The most favorable type of crown fracture is one in which the missing piece of tooth exposes only the enamel (outermost layer of the tooth) and the dentin (layer under the enamel). The other important feature is that the root is completely formed in an adult tooth. If the missing piece of tooth is not close to the pulp (the innermost part of the tooth; containing the nerve, blood vessels, and other living cells), then usually a filling will be all that is needed to solve the problem.

But, if the pulp is exposed, or nearly exposed, from the fracture, a toothache may occur, or the pulp tissue inside may die. In either of these cases, a root canal treatment will likely be needed.

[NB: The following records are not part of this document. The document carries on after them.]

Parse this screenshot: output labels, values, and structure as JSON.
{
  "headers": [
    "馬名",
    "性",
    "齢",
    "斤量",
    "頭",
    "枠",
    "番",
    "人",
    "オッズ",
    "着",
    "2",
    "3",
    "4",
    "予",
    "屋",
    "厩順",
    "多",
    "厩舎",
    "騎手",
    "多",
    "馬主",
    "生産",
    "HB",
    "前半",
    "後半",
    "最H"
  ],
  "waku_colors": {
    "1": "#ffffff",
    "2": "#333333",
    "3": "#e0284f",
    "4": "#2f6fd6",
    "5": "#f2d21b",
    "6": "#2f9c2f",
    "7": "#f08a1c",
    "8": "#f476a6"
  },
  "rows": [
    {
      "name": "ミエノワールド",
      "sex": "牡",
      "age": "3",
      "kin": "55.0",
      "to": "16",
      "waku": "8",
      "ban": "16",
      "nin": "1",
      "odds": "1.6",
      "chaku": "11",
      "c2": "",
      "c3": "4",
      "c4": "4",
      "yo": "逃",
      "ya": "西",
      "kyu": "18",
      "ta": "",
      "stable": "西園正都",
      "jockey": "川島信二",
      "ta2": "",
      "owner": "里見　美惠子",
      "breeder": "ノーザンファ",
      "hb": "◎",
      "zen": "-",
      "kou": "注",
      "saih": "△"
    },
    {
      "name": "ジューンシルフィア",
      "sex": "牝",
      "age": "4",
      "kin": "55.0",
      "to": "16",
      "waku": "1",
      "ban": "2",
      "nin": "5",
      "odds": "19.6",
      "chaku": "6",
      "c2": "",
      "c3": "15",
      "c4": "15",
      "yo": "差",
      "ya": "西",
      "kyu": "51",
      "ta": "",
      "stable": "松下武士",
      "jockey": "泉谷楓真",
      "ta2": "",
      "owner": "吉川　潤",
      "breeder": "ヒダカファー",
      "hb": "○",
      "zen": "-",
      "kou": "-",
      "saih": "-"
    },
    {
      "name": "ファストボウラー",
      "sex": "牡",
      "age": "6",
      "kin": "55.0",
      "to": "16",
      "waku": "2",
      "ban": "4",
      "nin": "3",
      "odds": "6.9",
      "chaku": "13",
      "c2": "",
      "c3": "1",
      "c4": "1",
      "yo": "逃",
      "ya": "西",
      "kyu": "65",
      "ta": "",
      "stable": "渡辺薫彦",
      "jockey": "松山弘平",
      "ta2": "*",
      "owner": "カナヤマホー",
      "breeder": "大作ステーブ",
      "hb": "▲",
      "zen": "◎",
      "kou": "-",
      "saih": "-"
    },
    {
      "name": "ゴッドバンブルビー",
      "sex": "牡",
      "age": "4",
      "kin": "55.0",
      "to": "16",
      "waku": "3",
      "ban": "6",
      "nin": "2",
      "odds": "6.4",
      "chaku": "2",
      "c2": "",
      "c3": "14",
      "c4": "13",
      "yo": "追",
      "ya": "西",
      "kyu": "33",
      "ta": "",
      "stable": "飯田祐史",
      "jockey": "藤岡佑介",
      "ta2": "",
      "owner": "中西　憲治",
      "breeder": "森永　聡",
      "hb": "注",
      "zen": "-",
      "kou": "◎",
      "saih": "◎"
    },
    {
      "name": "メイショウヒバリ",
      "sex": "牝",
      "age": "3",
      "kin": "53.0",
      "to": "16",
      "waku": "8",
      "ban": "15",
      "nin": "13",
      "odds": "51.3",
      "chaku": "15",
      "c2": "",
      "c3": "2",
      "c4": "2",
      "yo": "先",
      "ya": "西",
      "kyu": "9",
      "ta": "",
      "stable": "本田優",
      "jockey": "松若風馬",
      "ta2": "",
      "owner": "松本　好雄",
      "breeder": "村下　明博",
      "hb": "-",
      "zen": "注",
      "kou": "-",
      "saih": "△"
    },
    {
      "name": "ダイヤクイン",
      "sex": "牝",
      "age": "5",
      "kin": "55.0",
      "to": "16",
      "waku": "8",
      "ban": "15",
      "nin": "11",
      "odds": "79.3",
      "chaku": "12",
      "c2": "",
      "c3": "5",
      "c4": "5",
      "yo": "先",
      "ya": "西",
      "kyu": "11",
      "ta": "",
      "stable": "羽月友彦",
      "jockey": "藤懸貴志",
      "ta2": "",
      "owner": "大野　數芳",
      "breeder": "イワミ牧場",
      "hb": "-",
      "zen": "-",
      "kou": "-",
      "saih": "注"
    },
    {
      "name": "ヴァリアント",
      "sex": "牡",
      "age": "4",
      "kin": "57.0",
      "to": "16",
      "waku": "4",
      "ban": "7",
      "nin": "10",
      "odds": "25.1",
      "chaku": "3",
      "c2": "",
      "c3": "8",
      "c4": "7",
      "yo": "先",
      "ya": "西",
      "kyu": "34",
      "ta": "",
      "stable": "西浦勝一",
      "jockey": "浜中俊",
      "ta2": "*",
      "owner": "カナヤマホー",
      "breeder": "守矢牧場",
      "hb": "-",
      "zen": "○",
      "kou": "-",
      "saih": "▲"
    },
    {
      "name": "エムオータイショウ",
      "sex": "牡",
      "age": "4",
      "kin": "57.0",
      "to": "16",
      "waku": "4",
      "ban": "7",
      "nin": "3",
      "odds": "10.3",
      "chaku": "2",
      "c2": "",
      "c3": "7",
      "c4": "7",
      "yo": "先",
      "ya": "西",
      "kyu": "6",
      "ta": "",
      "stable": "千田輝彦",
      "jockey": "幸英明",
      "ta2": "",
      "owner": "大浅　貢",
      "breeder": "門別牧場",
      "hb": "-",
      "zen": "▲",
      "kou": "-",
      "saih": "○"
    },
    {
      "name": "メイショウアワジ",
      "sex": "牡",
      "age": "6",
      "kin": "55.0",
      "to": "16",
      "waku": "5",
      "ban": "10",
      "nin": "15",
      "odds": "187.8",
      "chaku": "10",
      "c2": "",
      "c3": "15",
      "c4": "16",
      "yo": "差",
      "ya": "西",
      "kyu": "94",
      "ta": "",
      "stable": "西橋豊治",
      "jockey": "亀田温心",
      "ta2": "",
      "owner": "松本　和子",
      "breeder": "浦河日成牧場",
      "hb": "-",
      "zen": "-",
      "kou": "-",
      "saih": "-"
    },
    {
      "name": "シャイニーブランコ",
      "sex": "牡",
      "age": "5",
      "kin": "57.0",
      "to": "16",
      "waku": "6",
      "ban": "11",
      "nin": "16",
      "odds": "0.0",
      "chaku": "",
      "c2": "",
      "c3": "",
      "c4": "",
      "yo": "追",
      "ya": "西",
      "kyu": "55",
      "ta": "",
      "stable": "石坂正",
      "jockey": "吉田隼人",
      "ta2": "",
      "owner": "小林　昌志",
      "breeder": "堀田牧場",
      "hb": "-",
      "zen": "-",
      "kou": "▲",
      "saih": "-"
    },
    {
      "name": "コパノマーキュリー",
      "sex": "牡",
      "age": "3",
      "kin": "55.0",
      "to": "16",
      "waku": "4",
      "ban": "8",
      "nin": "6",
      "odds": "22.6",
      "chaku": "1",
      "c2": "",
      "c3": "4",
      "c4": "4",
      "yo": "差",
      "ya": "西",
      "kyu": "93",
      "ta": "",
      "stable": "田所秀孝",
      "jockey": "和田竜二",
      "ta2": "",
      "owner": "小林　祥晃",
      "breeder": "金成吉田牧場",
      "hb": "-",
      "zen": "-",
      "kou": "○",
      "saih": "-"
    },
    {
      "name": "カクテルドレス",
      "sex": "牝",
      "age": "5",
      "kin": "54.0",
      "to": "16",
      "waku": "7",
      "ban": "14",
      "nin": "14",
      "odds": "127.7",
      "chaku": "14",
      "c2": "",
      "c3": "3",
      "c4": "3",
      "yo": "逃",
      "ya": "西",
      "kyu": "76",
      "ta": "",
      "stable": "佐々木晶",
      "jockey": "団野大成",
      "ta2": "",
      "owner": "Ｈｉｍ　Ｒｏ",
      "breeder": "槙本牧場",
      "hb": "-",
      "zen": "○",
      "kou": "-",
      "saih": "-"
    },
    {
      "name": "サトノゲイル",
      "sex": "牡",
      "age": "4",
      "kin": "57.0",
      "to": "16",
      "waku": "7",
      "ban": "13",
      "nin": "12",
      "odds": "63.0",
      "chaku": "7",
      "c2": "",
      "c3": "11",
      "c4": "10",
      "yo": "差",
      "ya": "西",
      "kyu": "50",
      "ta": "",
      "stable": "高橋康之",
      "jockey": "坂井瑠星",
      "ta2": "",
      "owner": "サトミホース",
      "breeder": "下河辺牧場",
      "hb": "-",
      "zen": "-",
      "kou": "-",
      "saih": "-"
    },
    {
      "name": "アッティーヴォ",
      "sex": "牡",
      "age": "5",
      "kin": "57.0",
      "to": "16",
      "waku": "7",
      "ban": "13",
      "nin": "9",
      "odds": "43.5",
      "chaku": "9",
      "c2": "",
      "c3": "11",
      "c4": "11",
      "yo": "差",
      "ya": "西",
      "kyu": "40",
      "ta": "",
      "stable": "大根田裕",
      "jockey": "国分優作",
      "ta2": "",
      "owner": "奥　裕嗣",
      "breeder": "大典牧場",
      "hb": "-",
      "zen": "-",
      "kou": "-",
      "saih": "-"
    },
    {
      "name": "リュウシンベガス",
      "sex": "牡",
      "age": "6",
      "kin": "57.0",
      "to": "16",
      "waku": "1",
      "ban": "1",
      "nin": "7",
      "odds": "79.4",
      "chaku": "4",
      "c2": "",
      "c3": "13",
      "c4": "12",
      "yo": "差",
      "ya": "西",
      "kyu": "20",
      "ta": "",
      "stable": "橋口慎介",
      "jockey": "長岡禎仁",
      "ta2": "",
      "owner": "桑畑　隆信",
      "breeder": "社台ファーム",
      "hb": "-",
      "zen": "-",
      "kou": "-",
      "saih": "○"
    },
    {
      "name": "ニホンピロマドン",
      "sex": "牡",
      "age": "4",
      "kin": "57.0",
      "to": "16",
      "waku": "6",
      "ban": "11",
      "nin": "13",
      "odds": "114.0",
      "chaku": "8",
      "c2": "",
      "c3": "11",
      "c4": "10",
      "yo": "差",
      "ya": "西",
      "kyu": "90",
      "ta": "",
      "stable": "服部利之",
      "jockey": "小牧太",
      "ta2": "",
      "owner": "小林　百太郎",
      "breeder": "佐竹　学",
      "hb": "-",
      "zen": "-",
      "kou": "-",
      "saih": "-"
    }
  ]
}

Sometimes the pulp tissue inside the tooth dies over a long period of time after the original trauma occurred. It  can be painless. A change in color of the crown of the tooth is often an indication that the pulp is dead. Your endodontist wil generally test the tooth to see if it is alive. If not, a root canal treatment is usually needed.

A different kind of procedure may be needed when the crown is fractured (exposing the enamel and dentin) down onto the root surface, below the gum level. Depending on how deep the fracture has penetrated, somtimes a procedure called "crown lenthening" can be done to help salvage the tooth. This procedure is done by our periodontist. The procedure effectively lowers the gum and bone to expose more tooth structure, so that the tooth can be treated wtih a root canal and ultimately restored by your general dentist.


More about fractured teeth next month!